Millions of mortgage borrowers will pay pounds 73bn more in interest payments than they should over the next 25 years because lenders charge them for repayments they have already made, according to figures issued yesterday by Yorkshire Bank.

Almost 1 million people who took out a mortgage in 1996 may end up paying pounds 13bn more than they should over the same 25-year period, the bank said.

For an average pounds 51,000 repayment loan on which interest is charged each year, a home-owner would overpay more than pounds 13,500 in interest costs over 25 years. The overpayments are because most lenders offer mortgages on which interest is calculated in arrears each year. No account is taken of payments credited in the previous 12 months.

Chris Herbert, head of marketing and customer services at Yorkshire Bank, said: "Lenders which follow this practice alone are effectively receiving a 12-month interest-free loan each year from their customers and are really only acting in their own self-interest."

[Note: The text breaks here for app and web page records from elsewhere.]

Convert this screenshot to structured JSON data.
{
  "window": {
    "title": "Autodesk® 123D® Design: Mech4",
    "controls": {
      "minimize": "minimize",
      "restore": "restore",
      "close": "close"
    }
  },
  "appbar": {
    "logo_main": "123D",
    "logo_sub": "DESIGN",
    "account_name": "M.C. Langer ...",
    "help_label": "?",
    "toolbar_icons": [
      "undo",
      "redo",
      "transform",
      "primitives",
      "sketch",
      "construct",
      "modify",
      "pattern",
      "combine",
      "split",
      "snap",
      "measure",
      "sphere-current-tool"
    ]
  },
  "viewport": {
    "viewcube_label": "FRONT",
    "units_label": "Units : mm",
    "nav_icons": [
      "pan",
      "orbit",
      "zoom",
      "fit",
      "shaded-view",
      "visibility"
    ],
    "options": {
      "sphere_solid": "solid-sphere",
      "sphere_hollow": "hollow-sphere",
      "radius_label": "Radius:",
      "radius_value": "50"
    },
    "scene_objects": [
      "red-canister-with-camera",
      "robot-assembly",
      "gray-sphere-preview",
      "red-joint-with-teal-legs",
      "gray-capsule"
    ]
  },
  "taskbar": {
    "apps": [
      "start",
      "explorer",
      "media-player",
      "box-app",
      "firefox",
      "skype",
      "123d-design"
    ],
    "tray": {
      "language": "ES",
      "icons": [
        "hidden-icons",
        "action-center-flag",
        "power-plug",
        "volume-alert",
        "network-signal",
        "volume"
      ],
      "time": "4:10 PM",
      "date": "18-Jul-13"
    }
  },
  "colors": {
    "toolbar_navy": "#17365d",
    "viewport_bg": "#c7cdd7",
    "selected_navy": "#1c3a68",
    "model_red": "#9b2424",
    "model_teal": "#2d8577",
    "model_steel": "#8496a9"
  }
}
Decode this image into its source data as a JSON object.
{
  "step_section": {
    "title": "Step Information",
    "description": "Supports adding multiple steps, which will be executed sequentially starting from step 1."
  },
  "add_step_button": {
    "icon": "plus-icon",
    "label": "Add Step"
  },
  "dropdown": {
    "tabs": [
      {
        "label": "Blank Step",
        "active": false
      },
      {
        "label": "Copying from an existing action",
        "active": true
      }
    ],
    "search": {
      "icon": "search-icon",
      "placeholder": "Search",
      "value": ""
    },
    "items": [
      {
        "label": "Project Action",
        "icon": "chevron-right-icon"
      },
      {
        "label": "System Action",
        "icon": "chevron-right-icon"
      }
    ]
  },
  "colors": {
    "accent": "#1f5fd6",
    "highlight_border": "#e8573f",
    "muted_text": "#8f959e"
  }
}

Yorkshire Bank, which is owned by National Australia Bank, has calculated the cost of a pounds 50,000 repayment mortgage, where other lenders charge annual interest while it deducts it on a daily basis. Whereas a standard repayment mortgage would take 25 years to pay off the loan, the same level of payments with Yorkshire Bank would see the loan met in just over 20 years.

A Halifax spokeswoman said: "We explain to our borrowers exactly how interest is charged on the loans they take out and do not believe we are hiding anything from them."